Please repeat exactly the lines from the one containing "Parse this screenshot: output" through the last line of the records below, both included, and leave out any pictures.

------ Task inputs

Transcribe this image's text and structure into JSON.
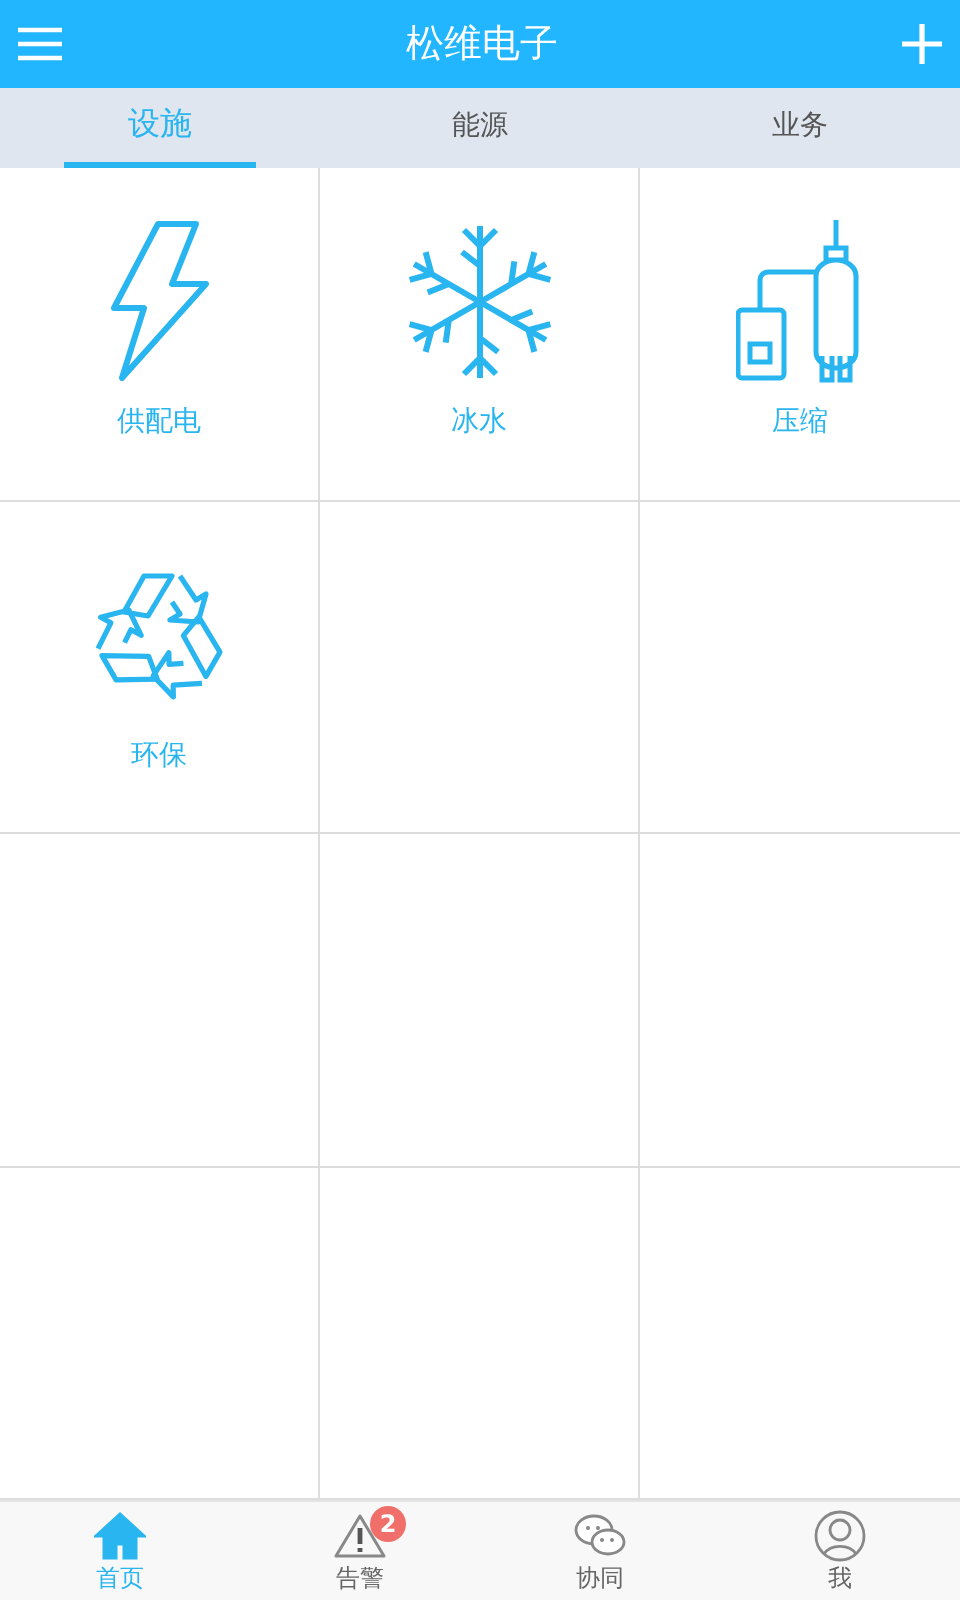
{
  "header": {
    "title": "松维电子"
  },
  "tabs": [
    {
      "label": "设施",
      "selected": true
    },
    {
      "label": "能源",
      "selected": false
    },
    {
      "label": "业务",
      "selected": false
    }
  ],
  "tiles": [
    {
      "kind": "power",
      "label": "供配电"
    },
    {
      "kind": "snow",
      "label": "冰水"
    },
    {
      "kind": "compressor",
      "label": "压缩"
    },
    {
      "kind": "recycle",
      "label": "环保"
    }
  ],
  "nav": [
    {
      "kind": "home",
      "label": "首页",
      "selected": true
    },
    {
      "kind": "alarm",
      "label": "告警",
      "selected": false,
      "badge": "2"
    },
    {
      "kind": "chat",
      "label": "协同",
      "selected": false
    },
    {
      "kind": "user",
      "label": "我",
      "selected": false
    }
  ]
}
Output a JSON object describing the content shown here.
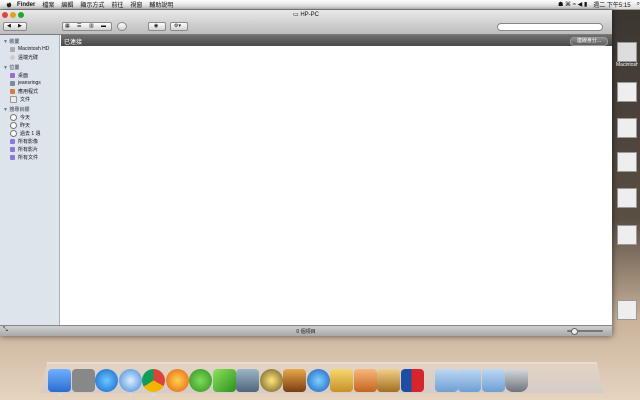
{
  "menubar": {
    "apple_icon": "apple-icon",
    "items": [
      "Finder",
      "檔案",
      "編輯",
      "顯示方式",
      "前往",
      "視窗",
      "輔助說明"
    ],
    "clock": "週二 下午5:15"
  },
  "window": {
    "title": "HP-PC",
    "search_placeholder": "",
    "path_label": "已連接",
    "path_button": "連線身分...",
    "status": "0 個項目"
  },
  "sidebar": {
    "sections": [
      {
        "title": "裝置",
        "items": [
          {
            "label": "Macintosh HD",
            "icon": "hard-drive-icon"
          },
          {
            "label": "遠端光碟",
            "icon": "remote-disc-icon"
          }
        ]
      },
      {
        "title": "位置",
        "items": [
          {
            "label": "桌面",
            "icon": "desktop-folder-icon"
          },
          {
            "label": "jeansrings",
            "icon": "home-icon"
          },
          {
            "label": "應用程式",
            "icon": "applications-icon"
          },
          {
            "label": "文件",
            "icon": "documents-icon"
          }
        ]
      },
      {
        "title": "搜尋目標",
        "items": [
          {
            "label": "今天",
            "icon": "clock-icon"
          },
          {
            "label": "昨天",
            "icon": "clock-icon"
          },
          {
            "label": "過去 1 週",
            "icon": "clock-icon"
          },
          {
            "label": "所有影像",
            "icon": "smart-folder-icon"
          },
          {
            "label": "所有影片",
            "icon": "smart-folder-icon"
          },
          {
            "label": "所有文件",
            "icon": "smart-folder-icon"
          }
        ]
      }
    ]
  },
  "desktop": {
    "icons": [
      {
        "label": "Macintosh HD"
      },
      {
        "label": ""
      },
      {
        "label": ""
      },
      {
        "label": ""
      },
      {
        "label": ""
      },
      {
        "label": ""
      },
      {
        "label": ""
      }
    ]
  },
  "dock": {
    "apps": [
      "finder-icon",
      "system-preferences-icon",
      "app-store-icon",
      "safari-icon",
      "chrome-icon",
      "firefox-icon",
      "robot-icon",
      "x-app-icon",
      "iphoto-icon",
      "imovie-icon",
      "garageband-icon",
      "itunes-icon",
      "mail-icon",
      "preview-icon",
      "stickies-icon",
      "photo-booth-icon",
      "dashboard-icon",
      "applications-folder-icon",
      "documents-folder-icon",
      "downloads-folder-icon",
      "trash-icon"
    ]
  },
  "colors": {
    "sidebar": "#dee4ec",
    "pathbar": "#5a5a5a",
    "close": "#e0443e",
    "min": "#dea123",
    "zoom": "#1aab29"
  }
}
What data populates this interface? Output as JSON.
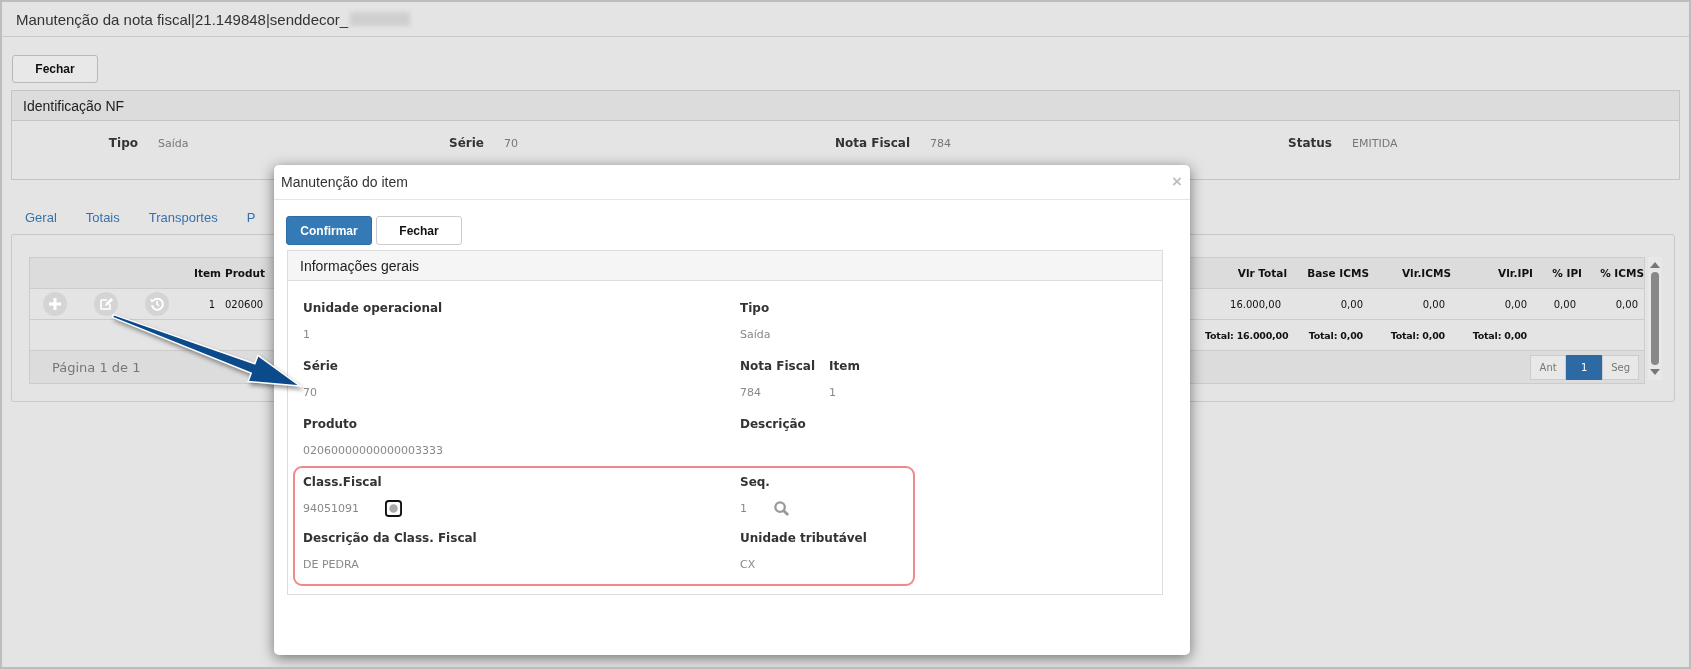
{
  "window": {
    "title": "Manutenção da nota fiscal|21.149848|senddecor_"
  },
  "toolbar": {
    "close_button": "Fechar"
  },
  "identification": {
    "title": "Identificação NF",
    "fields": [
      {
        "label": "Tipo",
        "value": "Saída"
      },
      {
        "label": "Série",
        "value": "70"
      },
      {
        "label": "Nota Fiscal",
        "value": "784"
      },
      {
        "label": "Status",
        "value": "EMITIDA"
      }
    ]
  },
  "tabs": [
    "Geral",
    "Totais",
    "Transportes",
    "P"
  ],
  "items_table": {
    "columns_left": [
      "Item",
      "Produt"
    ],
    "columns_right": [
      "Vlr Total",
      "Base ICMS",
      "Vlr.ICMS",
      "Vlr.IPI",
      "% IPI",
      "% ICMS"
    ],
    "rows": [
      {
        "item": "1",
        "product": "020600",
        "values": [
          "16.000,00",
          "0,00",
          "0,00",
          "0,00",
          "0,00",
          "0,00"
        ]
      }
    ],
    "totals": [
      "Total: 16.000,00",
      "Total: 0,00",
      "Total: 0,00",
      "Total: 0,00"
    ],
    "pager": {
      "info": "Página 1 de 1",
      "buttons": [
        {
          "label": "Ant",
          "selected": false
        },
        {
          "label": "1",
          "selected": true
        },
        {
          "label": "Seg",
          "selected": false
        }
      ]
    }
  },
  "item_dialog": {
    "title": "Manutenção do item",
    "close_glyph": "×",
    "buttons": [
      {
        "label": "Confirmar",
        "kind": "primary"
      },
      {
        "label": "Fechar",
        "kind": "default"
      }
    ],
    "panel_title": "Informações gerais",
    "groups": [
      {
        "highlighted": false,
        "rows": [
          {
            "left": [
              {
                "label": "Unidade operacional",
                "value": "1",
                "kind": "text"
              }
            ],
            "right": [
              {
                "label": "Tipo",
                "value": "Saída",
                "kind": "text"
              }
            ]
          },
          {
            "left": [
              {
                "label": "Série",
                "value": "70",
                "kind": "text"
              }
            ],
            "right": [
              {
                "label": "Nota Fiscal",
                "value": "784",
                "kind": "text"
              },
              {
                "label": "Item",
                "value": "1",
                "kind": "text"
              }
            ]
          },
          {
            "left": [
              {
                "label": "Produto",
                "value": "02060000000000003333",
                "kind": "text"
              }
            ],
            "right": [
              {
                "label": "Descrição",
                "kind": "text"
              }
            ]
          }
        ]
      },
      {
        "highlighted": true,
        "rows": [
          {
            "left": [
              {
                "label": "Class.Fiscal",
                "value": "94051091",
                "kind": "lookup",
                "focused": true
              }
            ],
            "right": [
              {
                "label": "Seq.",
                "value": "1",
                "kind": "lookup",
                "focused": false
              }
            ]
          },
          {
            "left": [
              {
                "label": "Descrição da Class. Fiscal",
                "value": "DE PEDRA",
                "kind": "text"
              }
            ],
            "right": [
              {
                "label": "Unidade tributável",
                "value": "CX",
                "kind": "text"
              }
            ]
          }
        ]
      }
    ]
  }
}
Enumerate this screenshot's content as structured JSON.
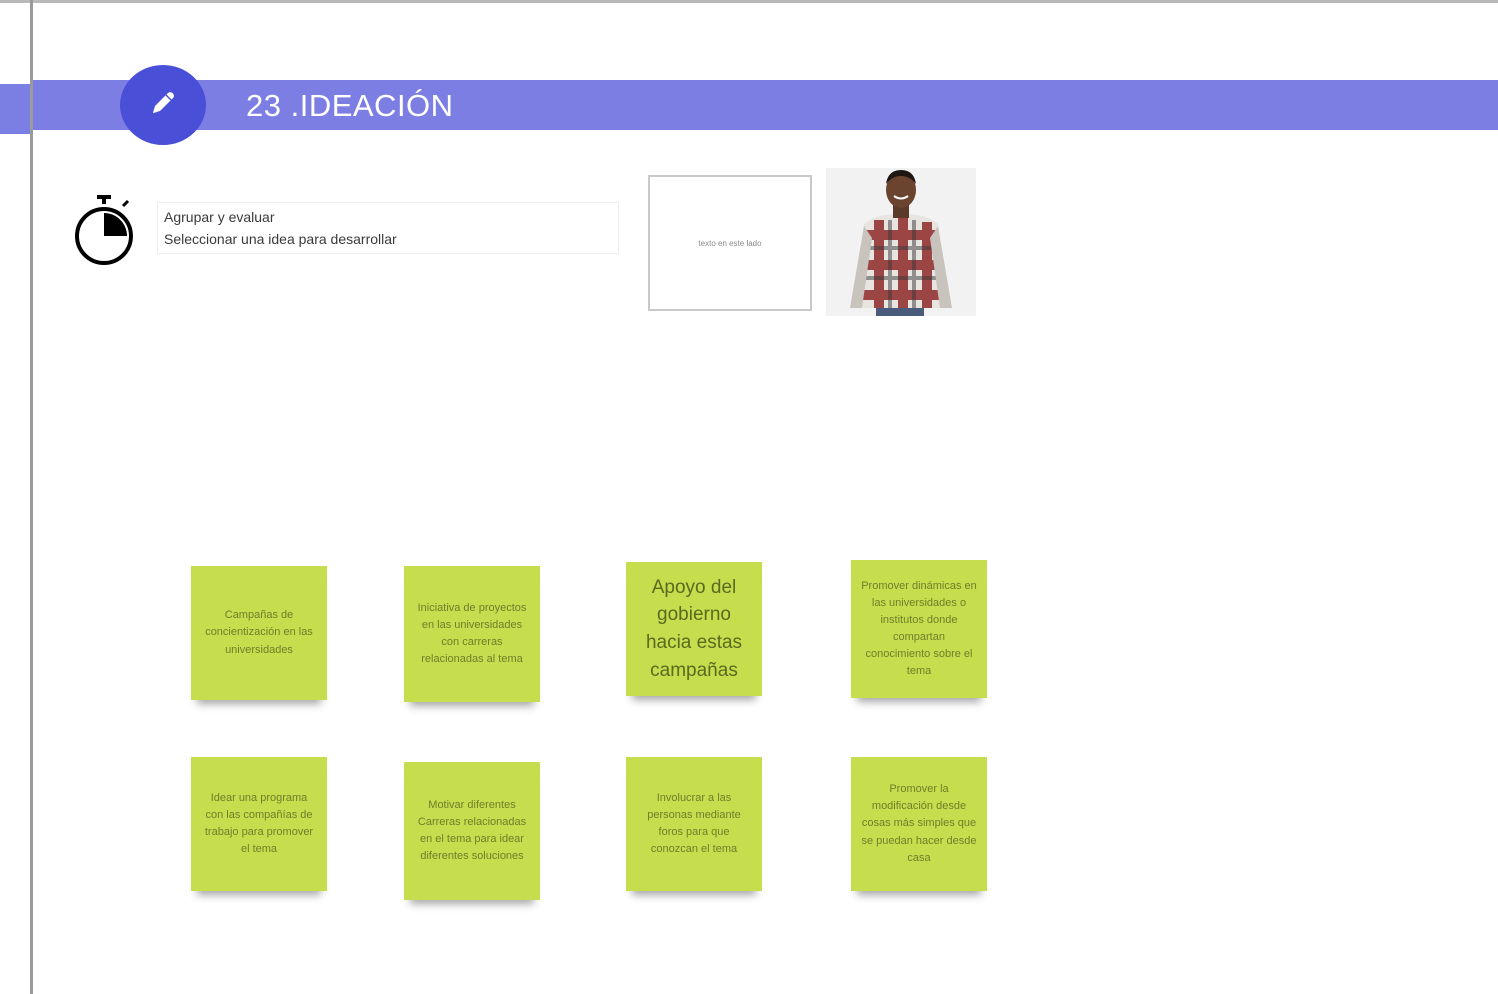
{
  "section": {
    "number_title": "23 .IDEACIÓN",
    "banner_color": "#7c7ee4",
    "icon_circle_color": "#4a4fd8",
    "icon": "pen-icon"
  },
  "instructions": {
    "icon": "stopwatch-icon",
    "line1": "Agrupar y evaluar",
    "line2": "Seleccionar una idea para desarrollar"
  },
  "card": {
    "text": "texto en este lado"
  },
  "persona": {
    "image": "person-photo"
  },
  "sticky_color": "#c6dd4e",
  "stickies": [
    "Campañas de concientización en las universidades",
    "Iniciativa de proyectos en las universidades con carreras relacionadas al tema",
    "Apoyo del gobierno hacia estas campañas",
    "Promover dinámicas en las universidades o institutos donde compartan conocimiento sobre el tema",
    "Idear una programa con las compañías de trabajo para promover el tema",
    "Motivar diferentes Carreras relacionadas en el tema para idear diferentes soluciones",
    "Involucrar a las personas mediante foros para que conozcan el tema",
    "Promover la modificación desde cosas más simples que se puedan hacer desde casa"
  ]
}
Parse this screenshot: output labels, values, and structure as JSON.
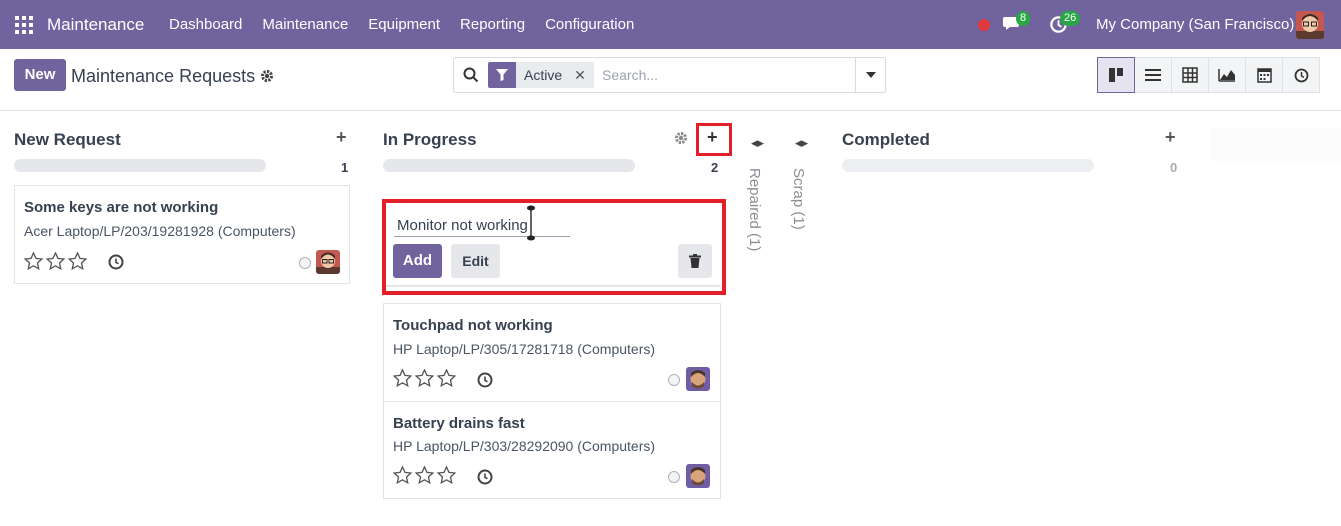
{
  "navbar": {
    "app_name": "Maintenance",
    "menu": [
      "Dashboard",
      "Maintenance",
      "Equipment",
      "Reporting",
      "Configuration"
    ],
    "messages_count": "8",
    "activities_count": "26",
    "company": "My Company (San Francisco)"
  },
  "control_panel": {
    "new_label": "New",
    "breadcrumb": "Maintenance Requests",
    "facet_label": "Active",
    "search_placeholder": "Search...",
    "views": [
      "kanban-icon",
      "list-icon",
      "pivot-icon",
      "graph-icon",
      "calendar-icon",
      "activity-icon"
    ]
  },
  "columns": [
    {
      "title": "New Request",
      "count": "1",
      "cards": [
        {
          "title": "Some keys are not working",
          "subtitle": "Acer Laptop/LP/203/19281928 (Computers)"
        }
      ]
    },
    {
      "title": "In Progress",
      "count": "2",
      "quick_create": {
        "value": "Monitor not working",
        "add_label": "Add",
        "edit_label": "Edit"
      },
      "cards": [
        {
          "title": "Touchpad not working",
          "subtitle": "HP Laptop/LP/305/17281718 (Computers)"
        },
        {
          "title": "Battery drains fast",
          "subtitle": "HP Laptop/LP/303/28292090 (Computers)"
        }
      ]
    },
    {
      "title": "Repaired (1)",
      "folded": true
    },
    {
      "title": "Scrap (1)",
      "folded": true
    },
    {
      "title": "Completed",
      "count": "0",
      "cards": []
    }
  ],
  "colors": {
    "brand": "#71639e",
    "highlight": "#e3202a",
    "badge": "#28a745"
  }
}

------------

[Completed task]
Parse this screenshot: output labels, values, and structure as JSON.
{
  "navbar": {
    "app_name": "Maintenance",
    "menu": [
      "Dashboard",
      "Maintenance",
      "Equipment",
      "Reporting",
      "Configuration"
    ],
    "messages_count": "8",
    "activities_count": "26",
    "company": "My Company (San Francisco)"
  },
  "control_panel": {
    "new_label": "New",
    "breadcrumb": "Maintenance Requests",
    "facet_label": "Active",
    "search_placeholder": "Search...",
    "views": [
      "kanban-icon",
      "list-icon",
      "pivot-icon",
      "graph-icon",
      "calendar-icon",
      "activity-icon"
    ]
  },
  "columns": [
    {
      "title": "New Request",
      "count": "1",
      "cards": [
        {
          "title": "Some keys are not working",
          "subtitle": "Acer Laptop/LP/203/19281928 (Computers)"
        }
      ]
    },
    {
      "title": "In Progress",
      "count": "2",
      "quick_create": {
        "value": "Monitor not working",
        "add_label": "Add",
        "edit_label": "Edit"
      },
      "cards": [
        {
          "title": "Touchpad not working",
          "subtitle": "HP Laptop/LP/305/17281718 (Computers)"
        },
        {
          "title": "Battery drains fast",
          "subtitle": "HP Laptop/LP/303/28292090 (Computers)"
        }
      ]
    },
    {
      "title": "Repaired (1)",
      "folded": true
    },
    {
      "title": "Scrap (1)",
      "folded": true
    },
    {
      "title": "Completed",
      "count": "0",
      "cards": []
    }
  ],
  "colors": {
    "brand": "#71639e",
    "highlight": "#e3202a",
    "badge": "#28a745"
  }
}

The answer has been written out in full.